**Given entries**
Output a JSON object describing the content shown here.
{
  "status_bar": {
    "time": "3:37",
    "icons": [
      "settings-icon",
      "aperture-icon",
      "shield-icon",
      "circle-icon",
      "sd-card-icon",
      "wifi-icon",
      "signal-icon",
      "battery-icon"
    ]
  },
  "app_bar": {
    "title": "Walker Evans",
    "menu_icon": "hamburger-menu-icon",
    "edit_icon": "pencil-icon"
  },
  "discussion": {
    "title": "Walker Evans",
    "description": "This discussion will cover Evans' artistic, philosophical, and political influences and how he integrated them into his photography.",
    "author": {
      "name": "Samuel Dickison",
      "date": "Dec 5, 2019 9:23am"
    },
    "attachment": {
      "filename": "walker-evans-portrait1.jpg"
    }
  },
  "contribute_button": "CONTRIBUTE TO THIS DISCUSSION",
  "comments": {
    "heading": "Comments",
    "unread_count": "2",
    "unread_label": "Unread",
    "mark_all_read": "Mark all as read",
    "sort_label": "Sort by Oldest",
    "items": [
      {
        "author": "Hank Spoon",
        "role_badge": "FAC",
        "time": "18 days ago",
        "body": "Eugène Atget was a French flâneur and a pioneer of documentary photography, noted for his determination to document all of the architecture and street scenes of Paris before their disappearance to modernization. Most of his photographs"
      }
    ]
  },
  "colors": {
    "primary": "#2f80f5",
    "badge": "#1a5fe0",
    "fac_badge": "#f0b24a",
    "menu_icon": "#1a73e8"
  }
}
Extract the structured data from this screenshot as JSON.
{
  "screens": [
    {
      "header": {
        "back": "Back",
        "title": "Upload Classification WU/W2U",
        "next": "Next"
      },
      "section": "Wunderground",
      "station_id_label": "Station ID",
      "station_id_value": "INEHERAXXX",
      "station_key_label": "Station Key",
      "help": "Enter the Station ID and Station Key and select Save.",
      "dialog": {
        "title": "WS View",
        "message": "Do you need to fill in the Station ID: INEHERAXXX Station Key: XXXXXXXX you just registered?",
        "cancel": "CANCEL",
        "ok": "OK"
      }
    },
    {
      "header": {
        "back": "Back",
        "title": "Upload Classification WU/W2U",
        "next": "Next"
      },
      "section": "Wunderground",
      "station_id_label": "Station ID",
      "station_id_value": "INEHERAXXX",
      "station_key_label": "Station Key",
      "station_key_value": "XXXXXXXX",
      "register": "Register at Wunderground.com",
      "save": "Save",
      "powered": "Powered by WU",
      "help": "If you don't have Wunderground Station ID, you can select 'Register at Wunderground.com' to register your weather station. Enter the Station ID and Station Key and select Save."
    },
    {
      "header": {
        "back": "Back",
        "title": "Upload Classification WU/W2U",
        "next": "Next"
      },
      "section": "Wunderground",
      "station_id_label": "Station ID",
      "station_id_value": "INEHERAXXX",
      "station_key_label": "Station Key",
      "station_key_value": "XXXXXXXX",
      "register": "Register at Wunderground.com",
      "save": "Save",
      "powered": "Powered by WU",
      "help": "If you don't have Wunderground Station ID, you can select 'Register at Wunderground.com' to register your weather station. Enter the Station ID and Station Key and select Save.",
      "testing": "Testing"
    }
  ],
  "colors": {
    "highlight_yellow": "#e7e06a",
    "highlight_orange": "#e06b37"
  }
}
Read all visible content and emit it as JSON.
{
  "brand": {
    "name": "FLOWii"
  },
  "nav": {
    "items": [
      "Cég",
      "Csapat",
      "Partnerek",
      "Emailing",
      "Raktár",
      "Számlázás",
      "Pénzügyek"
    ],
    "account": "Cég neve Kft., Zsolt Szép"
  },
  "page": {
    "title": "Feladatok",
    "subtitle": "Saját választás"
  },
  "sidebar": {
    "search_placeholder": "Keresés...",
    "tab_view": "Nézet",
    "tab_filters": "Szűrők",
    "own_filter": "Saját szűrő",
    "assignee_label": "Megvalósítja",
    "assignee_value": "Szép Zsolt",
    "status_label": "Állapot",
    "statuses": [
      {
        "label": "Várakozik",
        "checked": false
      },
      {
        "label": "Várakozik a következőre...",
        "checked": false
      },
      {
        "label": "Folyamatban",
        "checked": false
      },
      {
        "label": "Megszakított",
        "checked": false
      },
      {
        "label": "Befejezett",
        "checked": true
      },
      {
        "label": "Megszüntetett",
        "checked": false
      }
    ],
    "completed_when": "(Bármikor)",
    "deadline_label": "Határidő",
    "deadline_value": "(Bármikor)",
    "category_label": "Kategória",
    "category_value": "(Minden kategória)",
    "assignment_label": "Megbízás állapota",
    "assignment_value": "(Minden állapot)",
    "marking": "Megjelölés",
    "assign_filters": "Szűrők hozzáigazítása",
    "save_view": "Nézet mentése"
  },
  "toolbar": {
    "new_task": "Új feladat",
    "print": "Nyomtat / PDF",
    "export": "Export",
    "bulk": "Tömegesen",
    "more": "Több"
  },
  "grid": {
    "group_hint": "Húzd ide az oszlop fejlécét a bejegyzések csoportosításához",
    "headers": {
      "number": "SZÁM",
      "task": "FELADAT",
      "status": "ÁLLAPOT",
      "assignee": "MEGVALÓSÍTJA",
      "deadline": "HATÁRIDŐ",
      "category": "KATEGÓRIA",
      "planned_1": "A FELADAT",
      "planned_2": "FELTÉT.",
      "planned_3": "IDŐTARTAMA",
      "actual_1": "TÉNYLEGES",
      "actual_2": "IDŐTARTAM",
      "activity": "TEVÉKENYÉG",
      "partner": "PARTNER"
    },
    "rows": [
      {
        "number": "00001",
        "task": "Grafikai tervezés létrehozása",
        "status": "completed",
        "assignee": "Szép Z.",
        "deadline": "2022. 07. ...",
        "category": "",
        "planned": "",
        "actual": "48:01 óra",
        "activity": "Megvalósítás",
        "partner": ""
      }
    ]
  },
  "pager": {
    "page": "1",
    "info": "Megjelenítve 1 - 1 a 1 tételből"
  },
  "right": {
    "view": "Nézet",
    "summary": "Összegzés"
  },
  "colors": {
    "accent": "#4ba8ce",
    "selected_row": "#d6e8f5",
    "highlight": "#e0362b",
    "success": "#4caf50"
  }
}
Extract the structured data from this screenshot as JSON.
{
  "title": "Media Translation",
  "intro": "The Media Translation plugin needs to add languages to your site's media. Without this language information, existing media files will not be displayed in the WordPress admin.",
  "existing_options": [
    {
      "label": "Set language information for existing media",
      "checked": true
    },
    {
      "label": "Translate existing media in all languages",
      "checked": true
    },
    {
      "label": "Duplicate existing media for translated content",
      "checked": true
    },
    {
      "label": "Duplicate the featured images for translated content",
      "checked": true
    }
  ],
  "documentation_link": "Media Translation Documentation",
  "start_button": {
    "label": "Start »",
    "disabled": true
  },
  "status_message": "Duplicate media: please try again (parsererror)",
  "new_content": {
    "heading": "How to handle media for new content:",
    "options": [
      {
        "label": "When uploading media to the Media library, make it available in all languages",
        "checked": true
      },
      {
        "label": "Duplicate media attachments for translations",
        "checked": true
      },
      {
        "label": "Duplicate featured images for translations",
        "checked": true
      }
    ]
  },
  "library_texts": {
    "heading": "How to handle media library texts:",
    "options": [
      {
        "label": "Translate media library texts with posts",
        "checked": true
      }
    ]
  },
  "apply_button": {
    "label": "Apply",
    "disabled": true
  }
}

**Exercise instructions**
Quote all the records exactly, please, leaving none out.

**Reply to the task**
Output a JSON object describing the content shown here.
{
  "status_bar": {
    "time": "3:37",
    "icons": [
      "settings-icon",
      "aperture-icon",
      "shield-icon",
      "circle-icon",
      "sd-card-icon",
      "wifi-icon",
      "signal-icon",
      "battery-icon"
    ]
  },
  "app_bar": {
    "title": "Walker Evans",
    "menu_icon": "hamburger-menu-icon",
    "edit_icon": "pencil-icon"
  },
  "discussion": {
    "title": "Walker Evans",
    "description": "This discussion will cover Evans' artistic, philosophical, and political influences and how he integrated them into his photography.",
    "author": {
      "name": "Samuel Dickison",
      "date": "Dec 5, 2019 9:23am"
    },
    "attachment": {
      "filename": "walker-evans-portrait1.jpg"
    }
  },
  "contribute_button": "CONTRIBUTE TO THIS DISCUSSION",
  "comments": {
    "heading": "Comments",
    "unread_count": "2",
    "unread_label": "Unread",
    "mark_all_read": "Mark all as read",
    "sort_label": "Sort by Oldest",
    "items": [
      {
        "author": "Hank Spoon",
        "role_badge": "FAC",
        "time": "18 days ago",
        "body": "Eugène Atget was a French flâneur and a pioneer of documentary photography, noted for his determination to document all of the architecture and street scenes of Paris before their disappearance to modernization. Most of his photographs"
      }
    ]
  },
  "colors": {
    "primary": "#2f80f5",
    "badge": "#1a5fe0",
    "fac_badge": "#f0b24a",
    "menu_icon": "#1a73e8"
  }
}
Extract the structured data from this screenshot as JSON.
{
  "screens": [
    {
      "header": {
        "back": "Back",
        "title": "Upload Classification WU/W2U",
        "next": "Next"
      },
      "section": "Wunderground",
      "station_id_label": "Station ID",
      "station_id_value": "INEHERAXXX",
      "station_key_label": "Station Key",
      "help": "Enter the Station ID and Station Key and select Save.",
      "dialog": {
        "title": "WS View",
        "message": "Do you need to fill in the Station ID: INEHERAXXX Station Key: XXXXXXXX you just registered?",
        "cancel": "CANCEL",
        "ok": "OK"
      }
    },
    {
      "header": {
        "back": "Back",
        "title": "Upload Classification WU/W2U",
        "next": "Next"
      },
      "section": "Wunderground",
      "station_id_label": "Station ID",
      "station_id_value": "INEHERAXXX",
      "station_key_label": "Station Key",
      "station_key_value": "XXXXXXXX",
      "register": "Register at Wunderground.com",
      "save": "Save",
      "powered": "Powered by WU",
      "help": "If you don't have Wunderground Station ID, you can select 'Register at Wunderground.com' to register your weather station. Enter the Station ID and Station Key and select Save."
    },
    {
      "header": {
        "back": "Back",
        "title": "Upload Classification WU/W2U",
        "next": "Next"
      },
      "section": "Wunderground",
      "station_id_label": "Station ID",
      "station_id_value": "INEHERAXXX",
      "station_key_label": "Station Key",
      "station_key_value": "XXXXXXXX",
      "register": "Register at Wunderground.com",
      "save": "Save",
      "powered": "Powered by WU",
      "help": "If you don't have Wunderground Station ID, you can select 'Register at Wunderground.com' to register your weather station. Enter the Station ID and Station Key and select Save.",
      "testing": "Testing"
    }
  ],
  "colors": {
    "highlight_yellow": "#e7e06a",
    "highlight_orange": "#e06b37"
  }
}
Read all visible content and emit it as JSON.
{
  "brand": {
    "name": "FLOWii"
  },
  "nav": {
    "items": [
      "Cég",
      "Csapat",
      "Partnerek",
      "Emailing",
      "Raktár",
      "Számlázás",
      "Pénzügyek"
    ],
    "account": "Cég neve Kft., Zsolt Szép"
  },
  "page": {
    "title": "Feladatok",
    "subtitle": "Saját választás"
  },
  "sidebar": {
    "search_placeholder": "Keresés...",
    "tab_view": "Nézet",
    "tab_filters": "Szűrők",
    "own_filter": "Saját szűrő",
    "assignee_label": "Megvalósítja",
    "assignee_value": "Szép Zsolt",
    "status_label": "Állapot",
    "statuses": [
      {
        "label": "Várakozik",
        "checked": false
      },
      {
        "label": "Várakozik a következőre...",
        "checked": false
      },
      {
        "label": "Folyamatban",
        "checked": false
      },
      {
        "label": "Megszakított",
        "checked": false
      },
      {
        "label": "Befejezett",
        "checked": true
      },
      {
        "label": "Megszüntetett",
        "checked": false
      }
    ],
    "completed_when": "(Bármikor)",
    "deadline_label": "Határidő",
    "deadline_value": "(Bármikor)",
    "category_label": "Kategória",
    "category_value": "(Minden kategória)",
    "assignment_label": "Megbízás állapota",
    "assignment_value": "(Minden állapot)",
    "marking": "Megjelölés",
    "assign_filters": "Szűrők hozzáigazítása",
    "save_view": "Nézet mentése"
  },
  "toolbar": {
    "new_task": "Új feladat",
    "print": "Nyomtat / PDF",
    "export": "Export",
    "bulk": "Tömegesen",
    "more": "Több"
  },
  "grid": {
    "group_hint": "Húzd ide az oszlop fejlécét a bejegyzések csoportosításához",
    "headers": {
      "number": "SZÁM",
      "task": "FELADAT",
      "status": "ÁLLAPOT",
      "assignee": "MEGVALÓSÍTJA",
      "deadline": "HATÁRIDŐ",
      "category": "KATEGÓRIA",
      "planned_1": "A FELADAT",
      "planned_2": "FELTÉT.",
      "planned_3": "IDŐTARTAMA",
      "actual_1": "TÉNYLEGES",
      "actual_2": "IDŐTARTAM",
      "activity": "TEVÉKENYÉG",
      "partner": "PARTNER"
    },
    "rows": [
      {
        "number": "00001",
        "task": "Grafikai tervezés létrehozása",
        "status": "completed",
        "assignee": "Szép Z.",
        "deadline": "2022. 07. ...",
        "category": "",
        "planned": "",
        "actual": "48:01 óra",
        "activity": "Megvalósítás",
        "partner": ""
      }
    ]
  },
  "pager": {
    "page": "1",
    "info": "Megjelenítve 1 - 1 a 1 tételből"
  },
  "right": {
    "view": "Nézet",
    "summary": "Összegzés"
  },
  "colors": {
    "accent": "#4ba8ce",
    "selected_row": "#d6e8f5",
    "highlight": "#e0362b",
    "success": "#4caf50"
  }
}
Extract the structured data from this screenshot as JSON.
{
  "title": "Media Translation",
  "intro": "The Media Translation plugin needs to add languages to your site's media. Without this language information, existing media files will not be displayed in the WordPress admin.",
  "existing_options": [
    {
      "label": "Set language information for existing media",
      "checked": true
    },
    {
      "label": "Translate existing media in all languages",
      "checked": true
    },
    {
      "label": "Duplicate existing media for translated content",
      "checked": true
    },
    {
      "label": "Duplicate the featured images for translated content",
      "checked": true
    }
  ],
  "documentation_link": "Media Translation Documentation",
  "start_button": {
    "label": "Start »",
    "disabled": true
  },
  "status_message": "Duplicate media: please try again (parsererror)",
  "new_content": {
    "heading": "How to handle media for new content:",
    "options": [
      {
        "label": "When uploading media to the Media library, make it available in all languages",
        "checked": true
      },
      {
        "label": "Duplicate media attachments for translations",
        "checked": true
      },
      {
        "label": "Duplicate featured images for translations",
        "checked": true
      }
    ]
  },
  "library_texts": {
    "heading": "How to handle media library texts:",
    "options": [
      {
        "label": "Translate media library texts with posts",
        "checked": true
      }
    ]
  },
  "apply_button": {
    "label": "Apply",
    "disabled": true
  }
}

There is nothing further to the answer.